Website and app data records
------------

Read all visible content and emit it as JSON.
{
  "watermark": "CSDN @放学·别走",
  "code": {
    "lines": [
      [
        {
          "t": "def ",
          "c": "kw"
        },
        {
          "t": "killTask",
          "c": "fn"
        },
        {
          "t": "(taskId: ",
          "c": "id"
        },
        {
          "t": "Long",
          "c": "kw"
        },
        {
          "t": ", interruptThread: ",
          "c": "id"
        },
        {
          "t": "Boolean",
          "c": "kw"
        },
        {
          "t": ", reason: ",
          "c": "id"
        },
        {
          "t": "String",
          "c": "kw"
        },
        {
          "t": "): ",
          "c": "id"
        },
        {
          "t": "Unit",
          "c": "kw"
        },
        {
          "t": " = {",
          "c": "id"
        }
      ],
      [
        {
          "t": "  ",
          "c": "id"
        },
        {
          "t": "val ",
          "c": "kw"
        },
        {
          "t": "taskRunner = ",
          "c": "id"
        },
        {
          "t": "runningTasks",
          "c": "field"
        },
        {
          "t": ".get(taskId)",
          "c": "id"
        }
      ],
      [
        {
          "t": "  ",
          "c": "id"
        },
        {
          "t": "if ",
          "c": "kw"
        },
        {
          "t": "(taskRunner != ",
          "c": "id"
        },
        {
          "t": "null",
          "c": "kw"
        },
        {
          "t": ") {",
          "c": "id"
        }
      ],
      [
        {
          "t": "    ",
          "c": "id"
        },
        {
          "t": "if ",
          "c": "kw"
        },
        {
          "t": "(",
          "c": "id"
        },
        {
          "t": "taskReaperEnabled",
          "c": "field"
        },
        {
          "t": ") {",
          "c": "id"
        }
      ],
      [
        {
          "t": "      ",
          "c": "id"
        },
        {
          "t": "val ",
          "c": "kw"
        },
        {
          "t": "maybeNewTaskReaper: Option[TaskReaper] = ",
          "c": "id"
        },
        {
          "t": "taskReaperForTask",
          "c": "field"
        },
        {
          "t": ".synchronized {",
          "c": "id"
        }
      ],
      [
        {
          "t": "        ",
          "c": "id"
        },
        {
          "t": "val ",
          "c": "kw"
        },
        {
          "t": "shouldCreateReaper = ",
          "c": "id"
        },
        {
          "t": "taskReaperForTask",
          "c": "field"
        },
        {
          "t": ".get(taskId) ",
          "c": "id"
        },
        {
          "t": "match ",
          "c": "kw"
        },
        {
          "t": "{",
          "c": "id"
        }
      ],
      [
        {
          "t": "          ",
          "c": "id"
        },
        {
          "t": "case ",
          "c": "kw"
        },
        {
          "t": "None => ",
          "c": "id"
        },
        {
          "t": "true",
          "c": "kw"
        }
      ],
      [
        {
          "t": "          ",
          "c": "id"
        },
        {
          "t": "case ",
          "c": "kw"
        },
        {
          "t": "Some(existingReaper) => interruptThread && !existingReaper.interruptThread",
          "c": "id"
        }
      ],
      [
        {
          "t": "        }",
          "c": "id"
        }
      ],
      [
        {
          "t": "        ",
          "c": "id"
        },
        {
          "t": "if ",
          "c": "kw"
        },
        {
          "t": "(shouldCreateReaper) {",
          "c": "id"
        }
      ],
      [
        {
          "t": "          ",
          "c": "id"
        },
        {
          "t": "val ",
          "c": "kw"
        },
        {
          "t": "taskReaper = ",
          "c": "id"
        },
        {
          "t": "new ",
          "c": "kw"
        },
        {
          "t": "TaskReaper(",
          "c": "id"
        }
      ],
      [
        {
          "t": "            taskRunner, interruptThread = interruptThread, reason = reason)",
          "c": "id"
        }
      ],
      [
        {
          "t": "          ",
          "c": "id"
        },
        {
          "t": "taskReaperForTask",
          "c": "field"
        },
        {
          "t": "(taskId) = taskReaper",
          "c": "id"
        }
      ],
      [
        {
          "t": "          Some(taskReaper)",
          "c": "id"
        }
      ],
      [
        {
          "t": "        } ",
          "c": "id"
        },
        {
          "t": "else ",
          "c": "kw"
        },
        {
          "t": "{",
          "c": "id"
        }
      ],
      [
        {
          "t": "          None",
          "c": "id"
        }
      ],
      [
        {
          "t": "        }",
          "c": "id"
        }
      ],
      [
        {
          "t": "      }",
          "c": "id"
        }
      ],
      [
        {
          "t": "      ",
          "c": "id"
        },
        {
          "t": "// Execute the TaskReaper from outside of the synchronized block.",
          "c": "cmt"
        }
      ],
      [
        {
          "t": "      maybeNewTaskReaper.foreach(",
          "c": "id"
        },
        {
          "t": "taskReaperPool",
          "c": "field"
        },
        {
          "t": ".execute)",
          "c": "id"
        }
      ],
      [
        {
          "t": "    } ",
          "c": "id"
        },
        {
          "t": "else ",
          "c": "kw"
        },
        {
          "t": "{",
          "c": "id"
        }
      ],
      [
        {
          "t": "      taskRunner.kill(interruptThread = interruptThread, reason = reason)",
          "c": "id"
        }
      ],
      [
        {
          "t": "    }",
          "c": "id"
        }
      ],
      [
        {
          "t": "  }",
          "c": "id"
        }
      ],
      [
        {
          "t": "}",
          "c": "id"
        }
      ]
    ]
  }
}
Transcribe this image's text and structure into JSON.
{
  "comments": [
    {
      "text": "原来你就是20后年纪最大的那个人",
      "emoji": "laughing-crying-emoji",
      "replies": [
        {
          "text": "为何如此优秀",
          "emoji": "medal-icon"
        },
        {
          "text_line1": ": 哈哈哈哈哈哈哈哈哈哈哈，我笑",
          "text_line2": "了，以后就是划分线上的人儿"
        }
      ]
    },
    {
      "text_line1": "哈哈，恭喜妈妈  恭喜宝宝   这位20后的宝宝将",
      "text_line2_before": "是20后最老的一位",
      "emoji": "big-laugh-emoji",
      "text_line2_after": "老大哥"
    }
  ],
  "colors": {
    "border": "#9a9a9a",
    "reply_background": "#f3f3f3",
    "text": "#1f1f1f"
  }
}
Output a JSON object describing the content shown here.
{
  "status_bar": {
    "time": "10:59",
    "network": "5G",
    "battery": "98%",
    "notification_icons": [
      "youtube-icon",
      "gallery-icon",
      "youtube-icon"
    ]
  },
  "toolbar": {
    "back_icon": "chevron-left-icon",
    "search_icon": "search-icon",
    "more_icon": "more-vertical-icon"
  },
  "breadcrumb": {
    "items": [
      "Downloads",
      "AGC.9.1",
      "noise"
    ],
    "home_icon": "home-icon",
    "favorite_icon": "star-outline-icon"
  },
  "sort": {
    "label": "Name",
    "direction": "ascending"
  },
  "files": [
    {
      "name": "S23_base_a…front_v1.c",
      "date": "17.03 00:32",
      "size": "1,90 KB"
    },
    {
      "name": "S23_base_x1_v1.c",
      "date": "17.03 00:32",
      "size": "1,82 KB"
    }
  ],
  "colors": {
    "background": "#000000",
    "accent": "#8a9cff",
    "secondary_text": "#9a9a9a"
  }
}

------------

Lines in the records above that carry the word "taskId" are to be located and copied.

Your solution:
          "t": "(taskId: ",
          "t": ".get(taskId)",
          "t": ".get(taskId) ",
          "t": "(taskId) = taskReaper",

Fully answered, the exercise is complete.